Both Wilson and Luxford defy the expectations many people have that triathlon professionals are either in the sport, or out of it. “Triathlon is so competitive they [athletes] think they have to dedicate 100% of their time to it. But I’ve done some of my best work balancing my studies with triathlon. I’ve got my best results doing that,” Wilson noted.
For Wilson it’s about the ability to escape the thought processes around triathlon, especially when times are tough. “When things aren’t going great in triathlon you can lose yourself in that other world,” said Wilson. “It gives you something else going on and a back up plan.”
Triathlon & life balance: Why do they do it?
It’s exhausting just listening to Luxford and Wilson’s schedules, so it begs the question why do they do it? “Sport is certainly a profession, but it’s very different,” Luxford said. “It’s my choice to have a career after sport.”

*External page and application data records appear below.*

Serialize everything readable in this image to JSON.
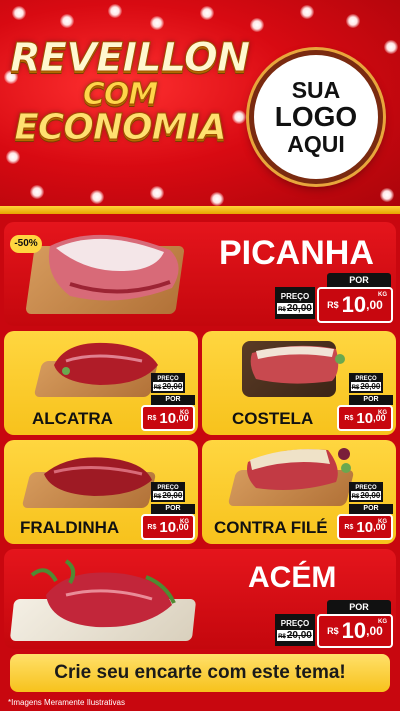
{
  "header": {
    "title_line1": "REVEILLON",
    "title_line2": "COM",
    "title_line3": "ECONOMIA",
    "logo_line1": "SUA",
    "logo_line2": "LOGO",
    "logo_line3": "AQUI"
  },
  "labels": {
    "por": "POR",
    "preco": "PREÇO",
    "currency": "R$",
    "currency_small": "R$",
    "kg": "KG"
  },
  "products": {
    "picanha": {
      "name": "PICANHA",
      "badge": "-50%",
      "old_price": "20,00",
      "new_int": "10",
      "new_dec": ",00"
    },
    "alcatra": {
      "name": "ALCATRA",
      "old_price": "20,00",
      "new_int": "10",
      "new_dec": ",00"
    },
    "costela": {
      "name": "COSTELA",
      "old_price": "20,00",
      "new_int": "10",
      "new_dec": ",00"
    },
    "fraldinha": {
      "name": "FRALDINHA",
      "old_price": "20,00",
      "new_int": "10",
      "new_dec": ",00"
    },
    "contrafile": {
      "name": "CONTRA FILÉ",
      "old_price": "20,00",
      "new_int": "10",
      "new_dec": ",00"
    },
    "acem": {
      "name": "ACÉM",
      "old_price": "20,00",
      "new_int": "10",
      "new_dec": ",00"
    }
  },
  "footer": {
    "cta": "Crie seu encarte com este tema!",
    "disclaimer": "*Imagens Meramente Ilustrativas"
  },
  "colors": {
    "brand_red": "#c8070f",
    "brand_yellow": "#f7c21c"
  }
}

Wilson agrees; he’s keen to maintain his focus on his triathlon career, while also being mindful of the future. “I figure it’s good to have something to fall back on. Triathlon is hard, and even if you do make it, it doesn’t mean you’re set for life, it just means you’re getting by,” he said. “It’s good to have that other option and aspect of you’re life you’re passionate about.”
Both Luxford and Wilson are mindful that sport doesn’t alway finish on an athlete’s own terms. “If you’ve got your whole life invested in triathlon and things don’t go your way, you can get pretty down on yourself because there might not be something else to turn to,” said Wilson. “The study gives me something else going on. And a back up plan.”
Luxford agrees peace of mind is a huge bonus of managing two lives, saying “luckily for me, NAB have been really flexible, and the job gives me piece of mind. I always worried what I was going to do.”
Every athlete dreads retirement
Retirement from sport haunts even the most seasoned pros, as not only does it mean a change in routine but it also usually means a life in one location. “When sport is finished and the rest of us are doing other jobs, some athletes retire into regular life and they struggle being in one place,” said Luxford. “I’ve planted my feet in one spot for a while, and that’s been important with relationships with friends and family. I don’t want the nomadic style of life anymore.”
Wilson looks at retirement as a time when most athletes need to start from scratch. “If you wait for that day to come, you’ll have to start at zero,” he said. “You can chip away slowly now though, so when the day to hang up the triathlon shoes comes, you’re not starting from scratch.”
Other athletes look to careers in triathlon in retirement
Tim Reed, another Aussie pro, has also considered his life after triathlon, but he’s certain a regular routine is not for him. “I’ve got some ideas. I’ll need to have something I’m quite passionate about to be happy; something I can work quite hard on,” Reed told Trizone.
Reed, like many other pros, is well aware it’s the crucial first few years that athletes struggle to find a new routine after retirement. “I can go back to teaching, and I’m really interested in coaching,” he said. “Plenty of athletes go into coaching because they feel there are no other options, but I’m really interested in it. I still coach now because I genuinely love it. I love the strategy of figuring out what an athlete needs to do to do better in a game or a race, and work towards that.”
Whether they’re working, studying or even creating a general plan for what their life after triathlon might look like, all professional triathletes will have to retire one day. Dan Wilson and Annabel Luxford are two exceptions who have maintained another life to ensure they keep their options very much open. Incredibly, through juggling both worlds, they’ve both become two of Australia’s best triathletes and are among the world’s best too.
Perhaps challenging the brain in a different way and maintaining a passion and a different life outside of triathlon is they key to race success?